Collected data:
....................
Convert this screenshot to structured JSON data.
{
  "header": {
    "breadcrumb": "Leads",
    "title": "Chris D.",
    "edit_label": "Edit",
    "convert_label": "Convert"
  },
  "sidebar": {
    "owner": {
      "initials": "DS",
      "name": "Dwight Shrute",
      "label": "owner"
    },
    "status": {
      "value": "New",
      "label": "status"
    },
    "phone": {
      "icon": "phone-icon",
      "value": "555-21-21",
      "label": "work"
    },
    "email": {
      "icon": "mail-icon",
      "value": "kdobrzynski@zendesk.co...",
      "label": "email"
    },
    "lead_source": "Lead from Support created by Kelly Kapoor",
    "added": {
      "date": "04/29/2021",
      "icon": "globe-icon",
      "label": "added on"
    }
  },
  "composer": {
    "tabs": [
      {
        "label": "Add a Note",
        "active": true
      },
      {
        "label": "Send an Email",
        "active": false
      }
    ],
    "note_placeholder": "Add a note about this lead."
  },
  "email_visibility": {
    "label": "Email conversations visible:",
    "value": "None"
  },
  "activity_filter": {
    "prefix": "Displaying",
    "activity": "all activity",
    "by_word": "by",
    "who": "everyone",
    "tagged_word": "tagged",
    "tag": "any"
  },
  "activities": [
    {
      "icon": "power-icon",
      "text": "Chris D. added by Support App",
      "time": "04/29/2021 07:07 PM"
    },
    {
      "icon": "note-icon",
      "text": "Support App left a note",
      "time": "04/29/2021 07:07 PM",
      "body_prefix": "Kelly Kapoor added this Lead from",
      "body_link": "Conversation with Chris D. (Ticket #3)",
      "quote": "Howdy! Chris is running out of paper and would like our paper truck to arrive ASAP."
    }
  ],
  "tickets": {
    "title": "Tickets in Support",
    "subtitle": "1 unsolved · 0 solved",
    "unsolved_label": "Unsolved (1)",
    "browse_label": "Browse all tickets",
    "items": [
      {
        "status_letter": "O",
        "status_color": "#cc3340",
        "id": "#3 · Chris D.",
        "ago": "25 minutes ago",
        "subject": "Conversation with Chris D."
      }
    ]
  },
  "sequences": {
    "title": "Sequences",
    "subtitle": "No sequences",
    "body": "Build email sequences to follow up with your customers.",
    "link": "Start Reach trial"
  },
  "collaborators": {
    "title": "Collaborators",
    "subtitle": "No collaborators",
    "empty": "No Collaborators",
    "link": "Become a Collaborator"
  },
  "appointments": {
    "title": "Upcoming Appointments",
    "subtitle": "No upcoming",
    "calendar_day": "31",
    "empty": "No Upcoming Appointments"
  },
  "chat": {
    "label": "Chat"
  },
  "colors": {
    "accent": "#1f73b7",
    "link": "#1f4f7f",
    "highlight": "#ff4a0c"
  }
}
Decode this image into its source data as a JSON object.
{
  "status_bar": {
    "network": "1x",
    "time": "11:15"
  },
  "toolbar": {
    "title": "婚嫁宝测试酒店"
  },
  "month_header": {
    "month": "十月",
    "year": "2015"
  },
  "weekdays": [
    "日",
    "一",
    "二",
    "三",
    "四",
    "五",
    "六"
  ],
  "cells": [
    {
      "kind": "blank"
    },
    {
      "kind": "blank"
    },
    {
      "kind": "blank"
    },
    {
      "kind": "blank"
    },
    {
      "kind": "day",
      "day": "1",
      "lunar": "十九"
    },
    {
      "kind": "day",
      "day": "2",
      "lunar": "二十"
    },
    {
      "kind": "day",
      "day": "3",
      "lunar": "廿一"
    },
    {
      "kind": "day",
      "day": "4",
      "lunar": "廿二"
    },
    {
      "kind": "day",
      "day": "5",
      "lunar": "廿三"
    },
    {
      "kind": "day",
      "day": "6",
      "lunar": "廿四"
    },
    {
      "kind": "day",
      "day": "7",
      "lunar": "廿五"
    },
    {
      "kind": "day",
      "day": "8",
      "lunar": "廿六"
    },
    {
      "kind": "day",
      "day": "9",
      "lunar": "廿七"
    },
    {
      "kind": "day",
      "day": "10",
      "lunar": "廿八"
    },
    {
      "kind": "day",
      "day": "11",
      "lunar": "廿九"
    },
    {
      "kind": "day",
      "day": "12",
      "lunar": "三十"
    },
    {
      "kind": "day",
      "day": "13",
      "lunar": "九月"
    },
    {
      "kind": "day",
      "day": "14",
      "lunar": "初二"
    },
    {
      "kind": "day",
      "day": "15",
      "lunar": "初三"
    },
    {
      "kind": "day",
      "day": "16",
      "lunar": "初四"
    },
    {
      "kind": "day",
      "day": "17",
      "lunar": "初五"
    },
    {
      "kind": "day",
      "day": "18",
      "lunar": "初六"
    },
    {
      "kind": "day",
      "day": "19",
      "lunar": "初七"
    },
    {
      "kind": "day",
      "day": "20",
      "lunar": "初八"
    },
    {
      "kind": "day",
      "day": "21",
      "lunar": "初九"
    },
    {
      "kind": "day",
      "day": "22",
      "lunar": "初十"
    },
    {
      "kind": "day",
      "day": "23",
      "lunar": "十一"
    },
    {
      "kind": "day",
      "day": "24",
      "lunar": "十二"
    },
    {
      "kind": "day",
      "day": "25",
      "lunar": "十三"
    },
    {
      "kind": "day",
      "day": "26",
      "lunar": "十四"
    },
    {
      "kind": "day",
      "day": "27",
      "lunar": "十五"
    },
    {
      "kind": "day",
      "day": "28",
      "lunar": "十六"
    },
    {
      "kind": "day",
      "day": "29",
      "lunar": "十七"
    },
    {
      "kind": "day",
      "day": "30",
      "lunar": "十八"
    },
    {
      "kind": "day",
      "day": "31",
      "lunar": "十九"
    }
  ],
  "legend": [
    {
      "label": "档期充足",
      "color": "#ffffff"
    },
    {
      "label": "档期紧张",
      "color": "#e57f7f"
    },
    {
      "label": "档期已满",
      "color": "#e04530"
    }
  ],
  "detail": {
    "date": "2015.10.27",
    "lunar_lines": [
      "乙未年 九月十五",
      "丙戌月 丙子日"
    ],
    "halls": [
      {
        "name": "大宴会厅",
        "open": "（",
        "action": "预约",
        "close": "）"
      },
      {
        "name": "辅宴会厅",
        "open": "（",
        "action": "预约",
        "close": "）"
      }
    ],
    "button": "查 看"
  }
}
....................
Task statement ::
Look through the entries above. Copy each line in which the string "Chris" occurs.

Response area ::
    "title": "Chris D.",
      "text": "Chris D. added by Support App",
      "body_link": "Conversation with Chris D. (Ticket #3)",
      "quote": "Howdy! Chris is running out of paper and would like our paper truck to arrive ASAP."
        "id": "#3 · Chris D.",
        "subject": "Conversation with Chris D."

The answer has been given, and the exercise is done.